* What is required
Check every line below, and copy those that include "title".

Extracted entries Start Marker

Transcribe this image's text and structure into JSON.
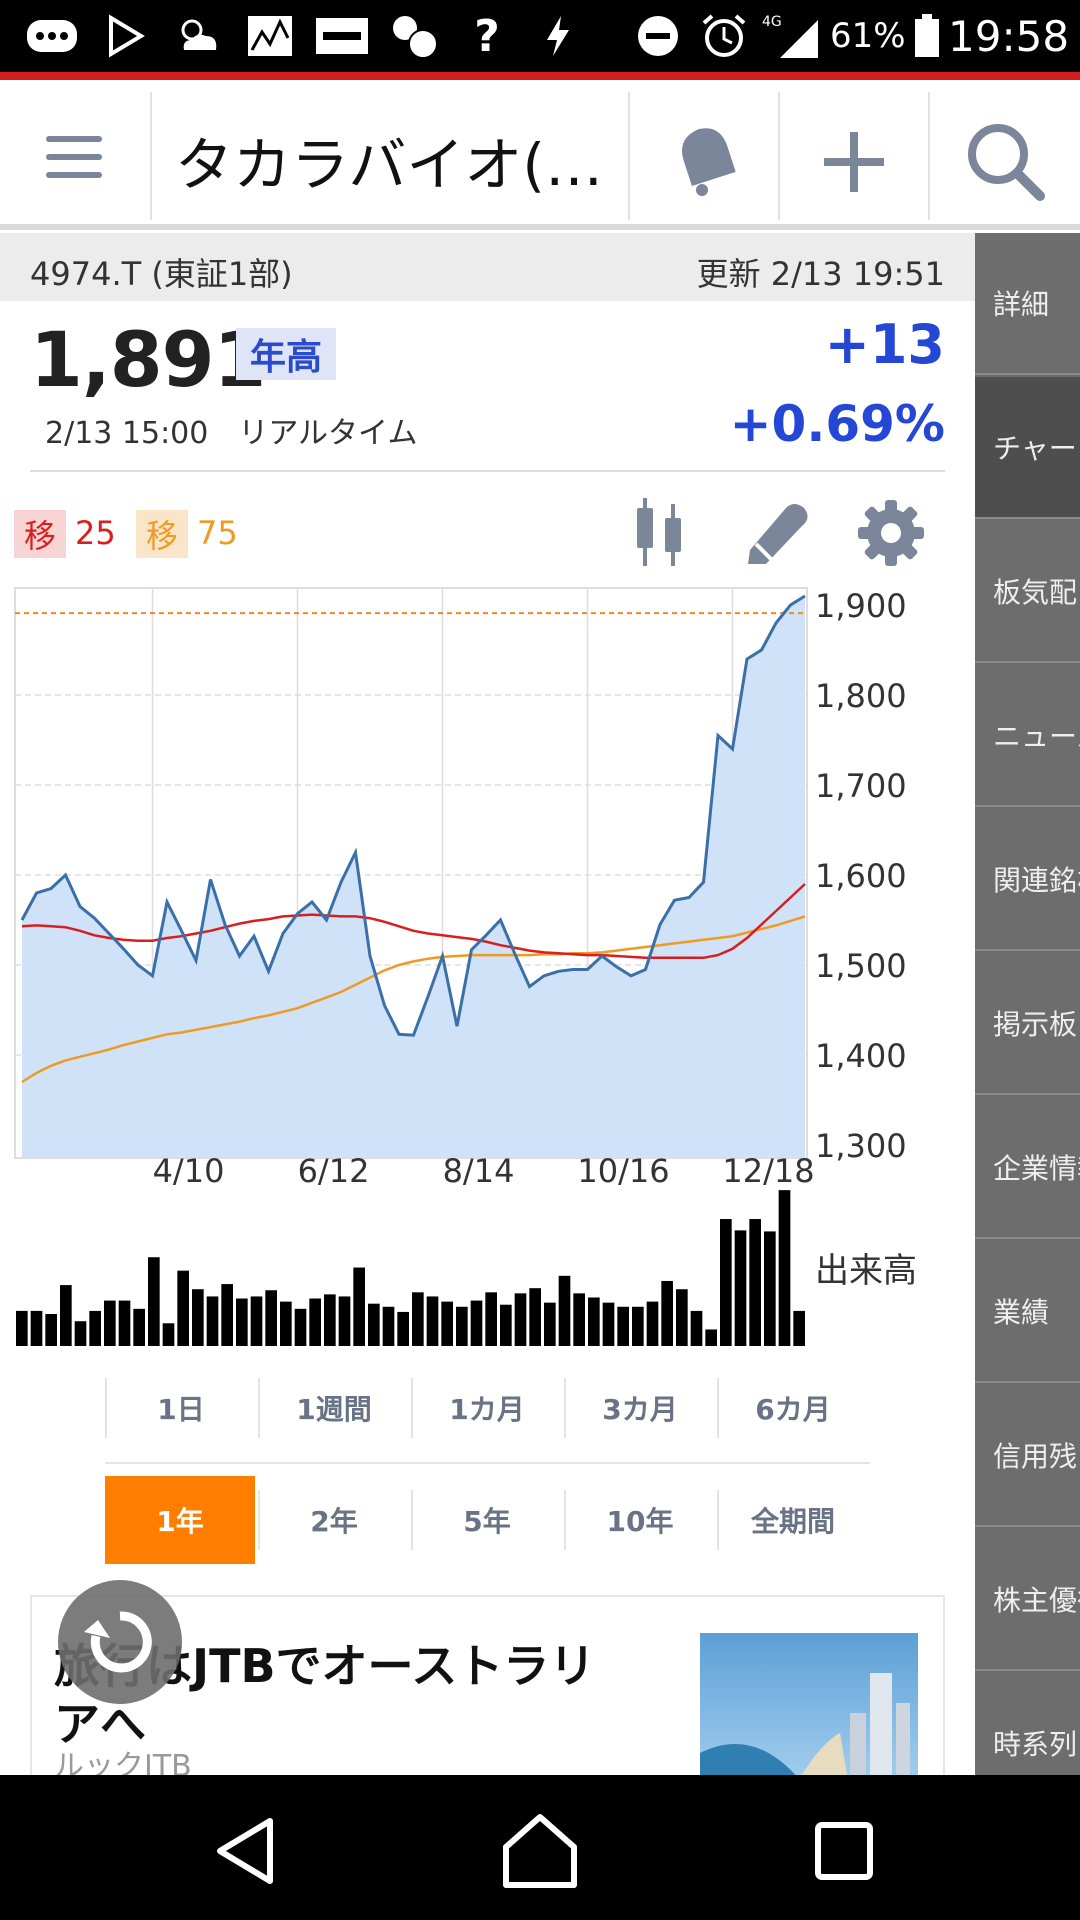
{
  "status_bar": {
    "network": "4G",
    "battery": "61%",
    "time": "19:58",
    "icons": [
      "more-icon",
      "play-store-icon",
      "weather-icon",
      "stock-icon",
      "yahoo-auction-icon",
      "bubbles-icon",
      "question-icon",
      "flash-icon",
      "do-not-disturb-icon",
      "alarm-icon",
      "signal-icon",
      "battery-icon"
    ]
  },
  "header": {
    "title": "タカラバイオ(…",
    "icons": [
      "menu-icon",
      "bell-icon",
      "plus-icon",
      "search-icon"
    ]
  },
  "info": {
    "ticker": "4974.T (東証1部)",
    "updated": "更新 2/13 19:51",
    "price": "1,891",
    "badge": "年高",
    "change": "+13",
    "change_pct": "+0.69%",
    "price_time": "2/13 15:00　リアルタイム"
  },
  "moving_averages": {
    "ma1_label": "移",
    "ma1_value": "25",
    "ma2_label": "移",
    "ma2_value": "75",
    "ma1_color": "#d81e1e",
    "ma2_color": "#ef9a22"
  },
  "chart_toolbar": {
    "icons": [
      "candlestick-icon",
      "draw-icon",
      "gear-icon"
    ]
  },
  "sidebar": {
    "items": [
      {
        "label": "詳細",
        "active": false
      },
      {
        "label": "チャート",
        "active": true
      },
      {
        "label": "板気配",
        "active": false
      },
      {
        "label": "ニュース",
        "active": false
      },
      {
        "label": "関連銘柄",
        "active": false
      },
      {
        "label": "掲示板",
        "active": false
      },
      {
        "label": "企業情報",
        "active": false
      },
      {
        "label": "業績",
        "active": false
      },
      {
        "label": "信用残",
        "active": false
      },
      {
        "label": "株主優待",
        "active": false
      },
      {
        "label": "時系列",
        "active": false
      }
    ]
  },
  "chart_data": {
    "type": "line",
    "y_ticks": [
      "1,900",
      "1,800",
      "1,700",
      "1,600",
      "1,500",
      "1,400",
      "1,300"
    ],
    "ylim": [
      1300,
      1900
    ],
    "x_ticks": [
      "4/10",
      "6/12",
      "8/14",
      "10/16",
      "12/18"
    ],
    "volume_label": "出来高",
    "reference_line": 1891,
    "series": [
      {
        "values": [
          1550,
          1580,
          1585,
          1600,
          1565,
          1552,
          1535,
          1518,
          1500,
          1488,
          1570,
          1538,
          1505,
          1595,
          1545,
          1510,
          1532,
          1493,
          1535,
          1557,
          1570,
          1550,
          1592,
          1625,
          1510,
          1455,
          1423,
          1422,
          1465,
          1510,
          1432,
          1517,
          1533,
          1550,
          1512,
          1476,
          1488,
          1493,
          1495,
          1495,
          1510,
          1498,
          1488,
          1495,
          1545,
          1572,
          1575,
          1592,
          1755,
          1740,
          1840,
          1850,
          1880,
          1900,
          1910
        ]
      },
      {
        "values": [
          1543,
          1544,
          1543,
          1542,
          1538,
          1533,
          1530,
          1528,
          1527,
          1527,
          1530,
          1532,
          1535,
          1538,
          1542,
          1546,
          1549,
          1551,
          1554,
          1555,
          1556,
          1555,
          1554,
          1554,
          1552,
          1548,
          1543,
          1538,
          1535,
          1533,
          1531,
          1529,
          1526,
          1522,
          1519,
          1516,
          1514,
          1513,
          1512,
          1511,
          1511,
          1510,
          1509,
          1508,
          1508,
          1508,
          1508,
          1508,
          1511,
          1518,
          1530,
          1545,
          1560,
          1575,
          1590
        ]
      },
      {
        "values": [
          1370,
          1380,
          1388,
          1394,
          1398,
          1402,
          1406,
          1411,
          1415,
          1419,
          1423,
          1425,
          1428,
          1431,
          1434,
          1437,
          1441,
          1444,
          1448,
          1452,
          1458,
          1464,
          1470,
          1478,
          1486,
          1494,
          1500,
          1504,
          1507,
          1509,
          1510,
          1511,
          1511,
          1511,
          1511,
          1511,
          1512,
          1512,
          1513,
          1513,
          1514,
          1516,
          1518,
          1520,
          1522,
          1524,
          1526,
          1528,
          1530,
          1532,
          1536,
          1540,
          1544,
          1549,
          1554
        ]
      }
    ],
    "volume": [
      3.4,
      3.4,
      3.1,
      5.9,
      2.4,
      3.4,
      4.4,
      4.4,
      3.6,
      8.6,
      2.2,
      7.3,
      5.5,
      4.8,
      6.0,
      4.6,
      4.8,
      5.4,
      4.3,
      3.6,
      4.6,
      5.0,
      4.8,
      7.6,
      4.1,
      3.8,
      3.3,
      5.2,
      4.8,
      4.3,
      3.8,
      4.4,
      5.2,
      4.0,
      5.1,
      5.6,
      4.2,
      6.8,
      5.1,
      4.7,
      4.2,
      3.8,
      3.8,
      4.3,
      6.3,
      5.5,
      3.4,
      1.6,
      12.3,
      11.2,
      12.3,
      11.1,
      15.1,
      3.4
    ]
  },
  "periods": {
    "row1": [
      "1日",
      "1週間",
      "1カ月",
      "3カ月",
      "6カ月"
    ],
    "row2": [
      "1年",
      "2年",
      "5年",
      "10年",
      "全期間"
    ],
    "active": "1年"
  },
  "ad": {
    "title": "旅行はJTBでオーストラリアへ",
    "source": "ルックJTB"
  },
  "nav": {
    "icons": [
      "back-icon",
      "home-icon",
      "recents-icon"
    ]
  }
}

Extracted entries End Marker

* Answer box
    "title": "タカラバイオ(…",
    "title": "旅行はJTBでオーストラリアへ",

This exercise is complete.